Illustration: Sarah Grillo/Axios
The biggest political story since the election of Donald Trump is the sudden, stark, sustained rise of the political artists also known as AOC and Beto.
The big picture: Rep. Alexandria Ocasio-Cortez (D-N.Y.) and former Rep. Beto O'Rourke are political and cultural phenomena — one known by her initials, one by his first name, like Drake or JFK or RG3. Both arose from nowhere seven months ago, during the midterms, and today are everywhere.
- Both are hotter than establishment Democrats on social platforms and among staffer wannabes, the press, donors and activists.
Exclusive: A new Axios/SurveyMonkey poll finds that 74% of Democrats (and people who lean Dem) would consider voting for Ocasio-Cortez if she were old enough to run for president. (She's 29; you have to be at least 35.)
- That includes the 17% who would "definitely" vote for her.
- Jon Cohen, SurveyMonkey's chief research officer, tells me: "These data show the phenomenon is real — she tops Sen. Schumer in favorability among Democrats and overall nearly rivals Speaker Pelosi."
Both AOC and Beto continue to break through news cycles clogged by Mueller and the shutdown:

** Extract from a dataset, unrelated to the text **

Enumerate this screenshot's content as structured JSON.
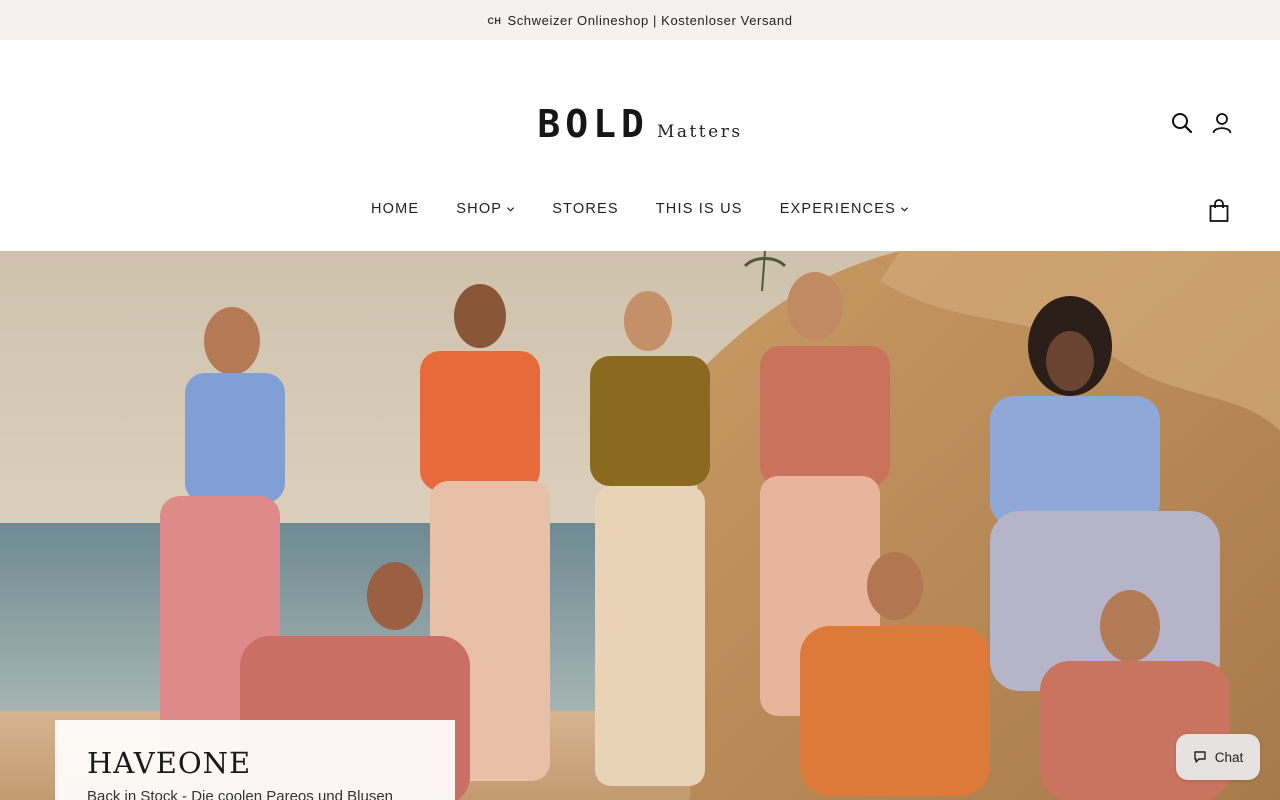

- Ocasio-Cortez, described by Bloomberg Businessweek as the "Darling of the Left, Nightmare of the Right," is driving an actual policy debate on taxes, Medicare and free tuition. Last week, she taught a social media class to older House Dems.
- O'Rourke, 46, gets coverage for hitting the road on a solo road trip to fuel 2020 buzz and shake off what he called a "funk" after losing to Sen. Ted Cruz (R-Texas). But one Democratic operative tells the New York Times that some chafe at his "Beto-first politics."
- "They both say what they believe — unvarnished — and connect directly with the public."
Be smart: That sounds a lot like President Trump — a sign of our times.